Millions of users tricked into Installing Fake Samsung Firmware Update App
By Chaitra V M
We live in an era of technology, where we pretty much depend on everything on the devices. With upgrading technology, every day different companies try to introduce new products to make them stand out in front of competitors.
However, there are many smartphone companies but the most popular is Samsung. People love Samsung devices for its user-friendly interface and unique features including touch screen, good quality camera, etc. Samsung tries to ease up their customers by providing a friendly and easy to use interface. Along with that, the core focus of Samsung is to provide a unique device that makes their firm stand out in the crowd of different competitors.
Although Samsung usually brings software updates of its device in built-in settings, some people find it difficult to operate according to their version of devices. Reports have emerged regarding a fake app named “Samsung update app”, recently. This app pretends to bring firmware updates for its users.
Millions of Samsung users were massively misguided by an “updates” app which actually has nothing to do with Samsung. The app tried to yield money in exchange for security updates.
The app was spotted by a group of researchers on the Google Play Store which was targeting Android users and basically the ones with Samsung phones.
The malware app was named “Updates for Samsung” and was installed by more than 10 million users, as per the report shared by the malware analyst who discovered the application.

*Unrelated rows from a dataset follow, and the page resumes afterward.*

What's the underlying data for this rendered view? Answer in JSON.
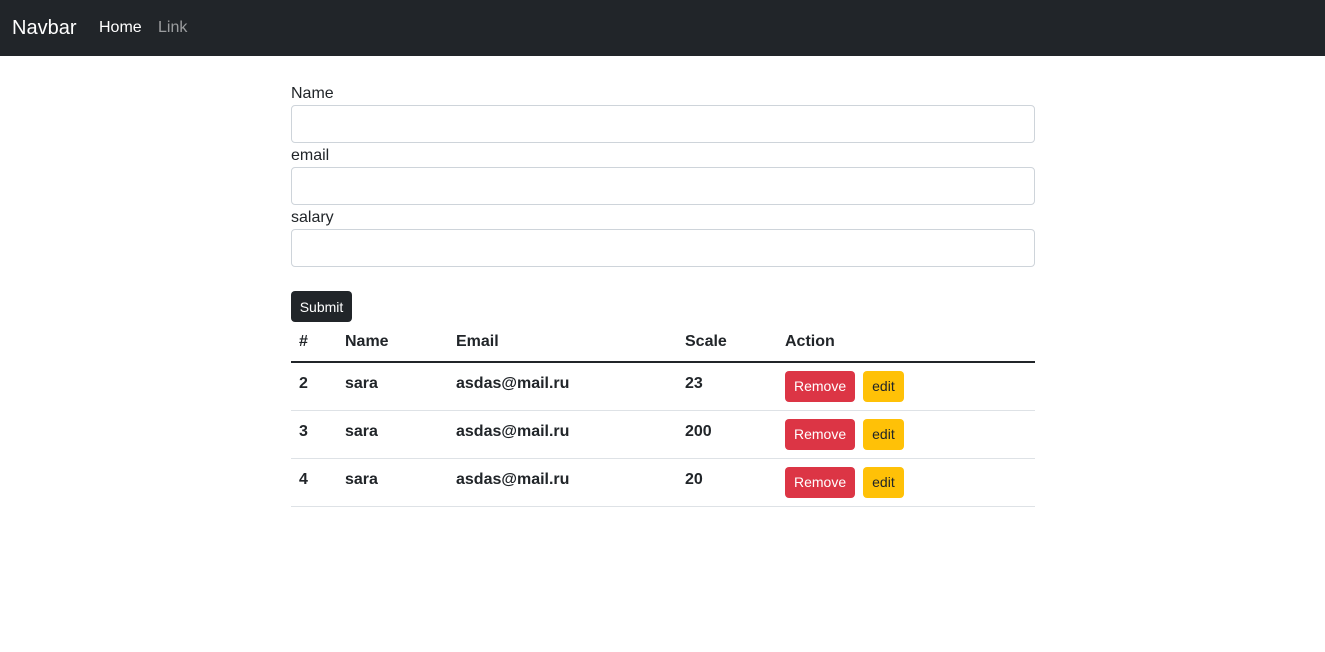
{
  "navbar": {
    "brand": "Navbar",
    "links": [
      {
        "label": "Home",
        "active": true
      },
      {
        "label": "Link",
        "active": false
      }
    ]
  },
  "form": {
    "fields": [
      {
        "label": "Name",
        "value": "",
        "placeholder": ""
      },
      {
        "label": "email",
        "value": "",
        "placeholder": ""
      },
      {
        "label": "salary",
        "value": "",
        "placeholder": ""
      }
    ],
    "submit_label": "Submit"
  },
  "table": {
    "headers": [
      "#",
      "Name",
      "Email",
      "Scale",
      "Action"
    ],
    "rows": [
      {
        "id": "2",
        "name": "sara",
        "email": "asdas@mail.ru",
        "scale": "23"
      },
      {
        "id": "3",
        "name": "sara",
        "email": "asdas@mail.ru",
        "scale": "200"
      },
      {
        "id": "4",
        "name": "sara",
        "email": "asdas@mail.ru",
        "scale": "20"
      }
    ],
    "remove_label": "Remove",
    "edit_label": "edit"
  },
  "colors": {
    "navbar_bg": "#212529",
    "remove_button": "#dc3545",
    "edit_button": "#ffc107"
  }
}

The fake application lured users in by claiming to make available free and paid Samsung updates whereas Samsung never actually charges for its legitimate firmware updates.
In addition, the report cites that the app suggested the users a free download for a limited speed of 56KBps and took around 4 hours to get the 500MB download done with it, only to time-out at the end and fail.
The app presents users with an ad-infested website where they can choose to download Samsung firmware updates for free, or to purchase an annual subscription for $34.99. Users who choose the free option will hardly be able to install a single update as their download speeds will be incredibly low and downloads often fail altogether. The aim of this is to get users to opt for the premium subscription instead, despite the fact that Samsung offers updates for free. Users who choose the premium option are asked to enter their credit card information since the app doesn’t make use of the official Google Play subscriptions API. In addition, the app presents users with numerous adds, and may even cause devices to malfunction.
In the list of all the “amazing provisions” of the aforementioned app, another was SIM card unlocking for any network operator with the starting price of $19.99. (Rs. 1,371.73)
The name of the fake app which was maliciously designed to target the users of Samsung pretty well kept up to the expectations of the cyber-cons and got millions of installations.
Not malware, but fraudulent and a scam:
All in all, the app is not malware in the traditional meaning of the word, as it does not perform any malicious actions on the user’s behalf, or without his consent. The better words for its mode of operation are “fraudulent,” “scam,” or “adware.”
Fake apps like these can not only misguide you to get your money but they can also put your privacy at risk by collecting your private information. The information can be leaked to third parties and used for illegal purposes. These bogus apps can also insert different viruses in your phone and can affect it permanently. Google needs to step up its policies of the Play Store to clear out these kinds of spams and scams as fast as possible, to help make the lives of its users more safe and secured.